Copy every record below exactly as written, but leave out the pictures.

(Records contained in a dataset)
[Start of section]

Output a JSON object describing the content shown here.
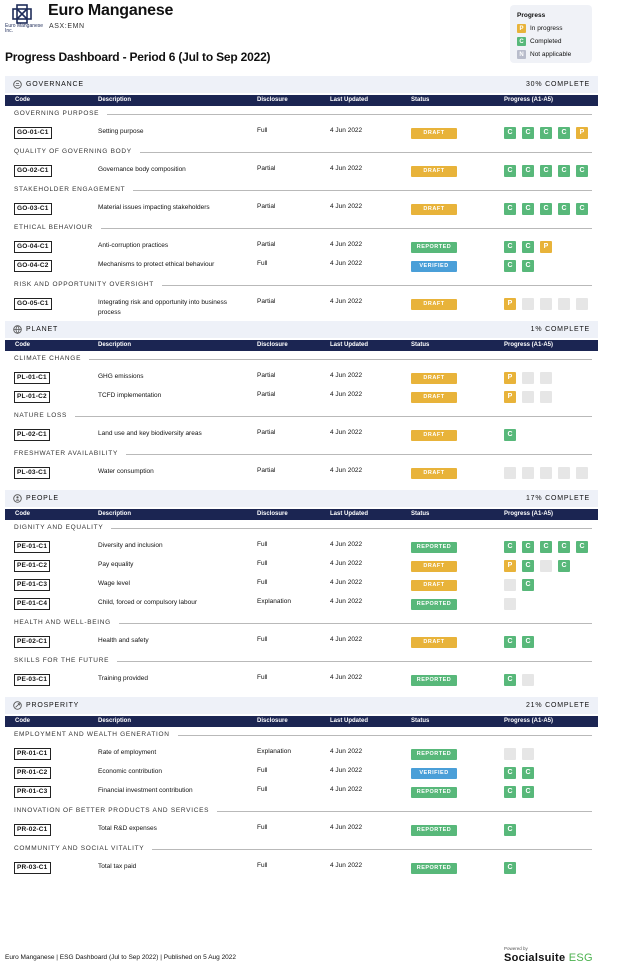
{
  "header": {
    "logo_text": "Euro Manganese Inc.",
    "company": "Euro Manganese",
    "ticker": "ASX:EMN"
  },
  "legend": {
    "title": "Progress",
    "items": [
      {
        "code": "P",
        "label": "In progress",
        "color": "#e8b33a"
      },
      {
        "code": "C",
        "label": "Completed",
        "color": "#58b87a"
      },
      {
        "code": "N",
        "label": "Not applicable",
        "color": "#b8bccb"
      }
    ]
  },
  "page_title": "Progress Dashboard - Period 6 (Jul to Sep 2022)",
  "columns": [
    "Code",
    "Description",
    "Disclosure",
    "Last Updated",
    "Status",
    "Progress (A1-A5)"
  ],
  "colors": {
    "navy": "#1b2552",
    "draft": "#e8b33a",
    "reported": "#58b87a",
    "verified": "#4a9fd8",
    "completed": "#58b87a",
    "in_progress": "#e8b33a",
    "empty": "#e6e6e6",
    "band": "#eef1f8"
  },
  "sections": [
    {
      "name": "GOVERNANCE",
      "icon": "governance-icon",
      "complete": "30% COMPLETE",
      "categories": [
        {
          "name": "GOVERNING PURPOSE",
          "rows": [
            {
              "code": "GO-01-C1",
              "desc": "Setting purpose",
              "disc": "Full",
              "updated": "4 Jun 2022",
              "status": "DRAFT",
              "progress": [
                "C",
                "C",
                "C",
                "C",
                "P"
              ]
            }
          ]
        },
        {
          "name": "QUALITY OF GOVERNING BODY",
          "rows": [
            {
              "code": "GO-02-C1",
              "desc": "Governance body composition",
              "disc": "Partial",
              "updated": "4 Jun 2022",
              "status": "DRAFT",
              "progress": [
                "C",
                "C",
                "C",
                "C",
                "C"
              ]
            }
          ]
        },
        {
          "name": "STAKEHOLDER ENGAGEMENT",
          "rows": [
            {
              "code": "GO-03-C1",
              "desc": "Material issues impacting stakeholders",
              "disc": "Partial",
              "updated": "4 Jun 2022",
              "status": "DRAFT",
              "progress": [
                "C",
                "C",
                "C",
                "C",
                "C"
              ]
            }
          ]
        },
        {
          "name": "ETHICAL BEHAVIOUR",
          "rows": [
            {
              "code": "GO-04-C1",
              "desc": "Anti-corruption practices",
              "disc": "Partial",
              "updated": "4 Jun 2022",
              "status": "REPORTED",
              "progress": [
                "C",
                "C",
                "P"
              ]
            },
            {
              "code": "GO-04-C2",
              "desc": "Mechanisms to protect ethical behaviour",
              "disc": "Full",
              "updated": "4 Jun 2022",
              "status": "VERIFIED",
              "progress": [
                "C",
                "C"
              ]
            }
          ]
        },
        {
          "name": "RISK AND OPPORTUNITY OVERSIGHT",
          "rows": [
            {
              "code": "GO-05-C1",
              "desc": "Integrating risk and opportunity into business process",
              "disc": "Partial",
              "updated": "4 Jun 2022",
              "status": "DRAFT",
              "progress": [
                "P",
                "",
                "",
                "",
                ""
              ]
            }
          ]
        }
      ]
    },
    {
      "name": "PLANET",
      "icon": "globe-icon",
      "complete": "1% COMPLETE",
      "categories": [
        {
          "name": "CLIMATE CHANGE",
          "rows": [
            {
              "code": "PL-01-C1",
              "desc": "GHG emissions",
              "disc": "Partial",
              "updated": "4 Jun 2022",
              "status": "DRAFT",
              "progress": [
                "P",
                "",
                ""
              ]
            },
            {
              "code": "PL-01-C2",
              "desc": "TCFD implementation",
              "disc": "Partial",
              "updated": "4 Jun 2022",
              "status": "DRAFT",
              "progress": [
                "P",
                "",
                ""
              ]
            }
          ]
        },
        {
          "name": "NATURE LOSS",
          "rows": [
            {
              "code": "PL-02-C1",
              "desc": "Land use and key biodiversity areas",
              "disc": "Partial",
              "updated": "4 Jun 2022",
              "status": "DRAFT",
              "progress": [
                "C"
              ]
            }
          ]
        },
        {
          "name": "FRESHWATER AVAILABILITY",
          "rows": [
            {
              "code": "PL-03-C1",
              "desc": "Water consumption",
              "disc": "Partial",
              "updated": "4 Jun 2022",
              "status": "DRAFT",
              "progress": [
                "",
                "",
                "",
                "",
                ""
              ]
            }
          ]
        }
      ]
    },
    {
      "name": "PEOPLE",
      "icon": "people-icon",
      "complete": "17% COMPLETE",
      "categories": [
        {
          "name": "DIGNITY AND EQUALITY",
          "rows": [
            {
              "code": "PE-01-C1",
              "desc": "Diversity and inclusion",
              "disc": "Full",
              "updated": "4 Jun 2022",
              "status": "REPORTED",
              "progress": [
                "C",
                "C",
                "C",
                "C",
                "C"
              ]
            },
            {
              "code": "PE-01-C2",
              "desc": "Pay equality",
              "disc": "Full",
              "updated": "4 Jun 2022",
              "status": "DRAFT",
              "progress": [
                "P",
                "C",
                "",
                "C"
              ]
            },
            {
              "code": "PE-01-C3",
              "desc": "Wage level",
              "disc": "Full",
              "updated": "4 Jun 2022",
              "status": "DRAFT",
              "progress": [
                "",
                "C"
              ]
            },
            {
              "code": "PE-01-C4",
              "desc": "Child, forced or compulsory labour",
              "disc": "Explanation",
              "updated": "4 Jun 2022",
              "status": "REPORTED",
              "progress": [
                ""
              ]
            }
          ]
        },
        {
          "name": "HEALTH AND WELL-BEING",
          "rows": [
            {
              "code": "PE-02-C1",
              "desc": "Health and safety",
              "disc": "Full",
              "updated": "4 Jun 2022",
              "status": "DRAFT",
              "progress": [
                "C",
                "C"
              ]
            }
          ]
        },
        {
          "name": "SKILLS FOR THE FUTURE",
          "rows": [
            {
              "code": "PE-03-C1",
              "desc": "Training provided",
              "disc": "Full",
              "updated": "4 Jun 2022",
              "status": "REPORTED",
              "progress": [
                "C",
                ""
              ]
            }
          ]
        }
      ]
    },
    {
      "name": "PROSPERITY",
      "icon": "prosperity-icon",
      "complete": "21% COMPLETE",
      "categories": [
        {
          "name": "EMPLOYMENT AND WEALTH GENERATION",
          "rows": [
            {
              "code": "PR-01-C1",
              "desc": "Rate of employment",
              "disc": "Explanation",
              "updated": "4 Jun 2022",
              "status": "REPORTED",
              "progress": [
                "",
                ""
              ]
            },
            {
              "code": "PR-01-C2",
              "desc": "Economic contribution",
              "disc": "Full",
              "updated": "4 Jun 2022",
              "status": "VERIFIED",
              "progress": [
                "C",
                "C"
              ]
            },
            {
              "code": "PR-01-C3",
              "desc": "Financial investment contribution",
              "disc": "Full",
              "updated": "4 Jun 2022",
              "status": "REPORTED",
              "progress": [
                "C",
                "C"
              ]
            }
          ]
        },
        {
          "name": "INNOVATION OF BETTER PRODUCTS AND SERVICES",
          "rows": [
            {
              "code": "PR-02-C1",
              "desc": "Total R&D expenses",
              "disc": "Full",
              "updated": "4 Jun 2022",
              "status": "REPORTED",
              "progress": [
                "C"
              ]
            }
          ]
        },
        {
          "name": "COMMUNITY AND SOCIAL VITALITY",
          "rows": [
            {
              "code": "PR-03-C1",
              "desc": "Total tax paid",
              "disc": "Full",
              "updated": "4 Jun 2022",
              "status": "REPORTED",
              "progress": [
                "C"
              ]
            }
          ]
        }
      ]
    }
  ],
  "footer": {
    "text": "Euro Manganese | ESG Dashboard (Jul to Sep 2022) | Published on 5 Aug 2022",
    "powered": "Powered by",
    "brand_main": "Socialsuite",
    "brand_accent": "ESG"
  }
}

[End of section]

▶ _SOLUTION BELOW_
Output a JSON object describing the content shown here.
{
  "header": {
    "logo_text": "Euro Manganese Inc.",
    "company": "Euro Manganese",
    "ticker": "ASX:EMN"
  },
  "legend": {
    "title": "Progress",
    "items": [
      {
        "code": "P",
        "label": "In progress",
        "color": "#e8b33a"
      },
      {
        "code": "C",
        "label": "Completed",
        "color": "#58b87a"
      },
      {
        "code": "N",
        "label": "Not applicable",
        "color": "#b8bccb"
      }
    ]
  },
  "page_title": "Progress Dashboard - Period 6 (Jul to Sep 2022)",
  "columns": [
    "Code",
    "Description",
    "Disclosure",
    "Last Updated",
    "Status",
    "Progress (A1-A5)"
  ],
  "colors": {
    "navy": "#1b2552",
    "draft": "#e8b33a",
    "reported": "#58b87a",
    "verified": "#4a9fd8",
    "completed": "#58b87a",
    "in_progress": "#e8b33a",
    "empty": "#e6e6e6",
    "band": "#eef1f8"
  },
  "sections": [
    {
      "name": "GOVERNANCE",
      "icon": "governance-icon",
      "complete": "30% COMPLETE",
      "categories": [
        {
          "name": "GOVERNING PURPOSE",
          "rows": [
            {
              "code": "GO-01-C1",
              "desc": "Setting purpose",
              "disc": "Full",
              "updated": "4 Jun 2022",
              "status": "DRAFT",
              "progress": [
                "C",
                "C",
                "C",
                "C",
                "P"
              ]
            }
          ]
        },
        {
          "name": "QUALITY OF GOVERNING BODY",
          "rows": [
            {
              "code": "GO-02-C1",
              "desc": "Governance body composition",
              "disc": "Partial",
              "updated": "4 Jun 2022",
              "status": "DRAFT",
              "progress": [
                "C",
                "C",
                "C",
                "C",
                "C"
              ]
            }
          ]
        },
        {
          "name": "STAKEHOLDER ENGAGEMENT",
          "rows": [
            {
              "code": "GO-03-C1",
              "desc": "Material issues impacting stakeholders",
              "disc": "Partial",
              "updated": "4 Jun 2022",
              "status": "DRAFT",
              "progress": [
                "C",
                "C",
                "C",
                "C",
                "C"
              ]
            }
          ]
        },
        {
          "name": "ETHICAL BEHAVIOUR",
          "rows": [
            {
              "code": "GO-04-C1",
              "desc": "Anti-corruption practices",
              "disc": "Partial",
              "updated": "4 Jun 2022",
              "status": "REPORTED",
              "progress": [
                "C",
                "C",
                "P"
              ]
            },
            {
              "code": "GO-04-C2",
              "desc": "Mechanisms to protect ethical behaviour",
              "disc": "Full",
              "updated": "4 Jun 2022",
              "status": "VERIFIED",
              "progress": [
                "C",
                "C"
              ]
            }
          ]
        },
        {
          "name": "RISK AND OPPORTUNITY OVERSIGHT",
          "rows": [
            {
              "code": "GO-05-C1",
              "desc": "Integrating risk and opportunity into business process",
              "disc": "Partial",
              "updated": "4 Jun 2022",
              "status": "DRAFT",
              "progress": [
                "P",
                "",
                "",
                "",
                ""
              ]
            }
          ]
        }
      ]
    },
    {
      "name": "PLANET",
      "icon": "globe-icon",
      "complete": "1% COMPLETE",
      "categories": [
        {
          "name": "CLIMATE CHANGE",
          "rows": [
            {
              "code": "PL-01-C1",
              "desc": "GHG emissions",
              "disc": "Partial",
              "updated": "4 Jun 2022",
              "status": "DRAFT",
              "progress": [
                "P",
                "",
                ""
              ]
            },
            {
              "code": "PL-01-C2",
              "desc": "TCFD implementation",
              "disc": "Partial",
              "updated": "4 Jun 2022",
              "status": "DRAFT",
              "progress": [
                "P",
                "",
                ""
              ]
            }
          ]
        },
        {
          "name": "NATURE LOSS",
          "rows": [
            {
              "code": "PL-02-C1",
              "desc": "Land use and key biodiversity areas",
              "disc": "Partial",
              "updated": "4 Jun 2022",
              "status": "DRAFT",
              "progress": [
                "C"
              ]
            }
          ]
        },
        {
          "name": "FRESHWATER AVAILABILITY",
          "rows": [
            {
              "code": "PL-03-C1",
              "desc": "Water consumption",
              "disc": "Partial",
              "updated": "4 Jun 2022",
              "status": "DRAFT",
              "progress": [
                "",
                "",
                "",
                "",
                ""
              ]
            }
          ]
        }
      ]
    },
    {
      "name": "PEOPLE",
      "icon": "people-icon",
      "complete": "17% COMPLETE",
      "categories": [
        {
          "name": "DIGNITY AND EQUALITY",
          "rows": [
            {
              "code": "PE-01-C1",
              "desc": "Diversity and inclusion",
              "disc": "Full",
              "updated": "4 Jun 2022",
              "status": "REPORTED",
              "progress": [
                "C",
                "C",
                "C",
                "C",
                "C"
              ]
            },
            {
              "code": "PE-01-C2",
              "desc": "Pay equality",
              "disc": "Full",
              "updated": "4 Jun 2022",
              "status": "DRAFT",
              "progress": [
                "P",
                "C",
                "",
                "C"
              ]
            },
            {
              "code": "PE-01-C3",
              "desc": "Wage level",
              "disc": "Full",
              "updated": "4 Jun 2022",
              "status": "DRAFT",
              "progress": [
                "",
                "C"
              ]
            },
            {
              "code": "PE-01-C4",
              "desc": "Child, forced or compulsory labour",
              "disc": "Explanation",
              "updated": "4 Jun 2022",
              "status": "REPORTED",
              "progress": [
                ""
              ]
            }
          ]
        },
        {
          "name": "HEALTH AND WELL-BEING",
          "rows": [
            {
              "code": "PE-02-C1",
              "desc": "Health and safety",
              "disc": "Full",
              "updated": "4 Jun 2022",
              "status": "DRAFT",
              "progress": [
                "C",
                "C"
              ]
            }
          ]
        },
        {
          "name": "SKILLS FOR THE FUTURE",
          "rows": [
            {
              "code": "PE-03-C1",
              "desc": "Training provided",
              "disc": "Full",
              "updated": "4 Jun 2022",
              "status": "REPORTED",
              "progress": [
                "C",
                ""
              ]
            }
          ]
        }
      ]
    },
    {
      "name": "PROSPERITY",
      "icon": "prosperity-icon",
      "complete": "21% COMPLETE",
      "categories": [
        {
          "name": "EMPLOYMENT AND WEALTH GENERATION",
          "rows": [
            {
              "code": "PR-01-C1",
              "desc": "Rate of employment",
              "disc": "Explanation",
              "updated": "4 Jun 2022",
              "status": "REPORTED",
              "progress": [
                "",
                ""
              ]
            },
            {
              "code": "PR-01-C2",
              "desc": "Economic contribution",
              "disc": "Full",
              "updated": "4 Jun 2022",
              "status": "VERIFIED",
              "progress": [
                "C",
                "C"
              ]
            },
            {
              "code": "PR-01-C3",
              "desc": "Financial investment contribution",
              "disc": "Full",
              "updated": "4 Jun 2022",
              "status": "REPORTED",
              "progress": [
                "C",
                "C"
              ]
            }
          ]
        },
        {
          "name": "INNOVATION OF BETTER PRODUCTS AND SERVICES",
          "rows": [
            {
              "code": "PR-02-C1",
              "desc": "Total R&D expenses",
              "disc": "Full",
              "updated": "4 Jun 2022",
              "status": "REPORTED",
              "progress": [
                "C"
              ]
            }
          ]
        },
        {
          "name": "COMMUNITY AND SOCIAL VITALITY",
          "rows": [
            {
              "code": "PR-03-C1",
              "desc": "Total tax paid",
              "disc": "Full",
              "updated": "4 Jun 2022",
              "status": "REPORTED",
              "progress": [
                "C"
              ]
            }
          ]
        }
      ]
    }
  ],
  "footer": {
    "text": "Euro Manganese | ESG Dashboard (Jul to Sep 2022) | Published on 5 Aug 2022",
    "powered": "Powered by",
    "brand_main": "Socialsuite",
    "brand_accent": "ESG"
  }
}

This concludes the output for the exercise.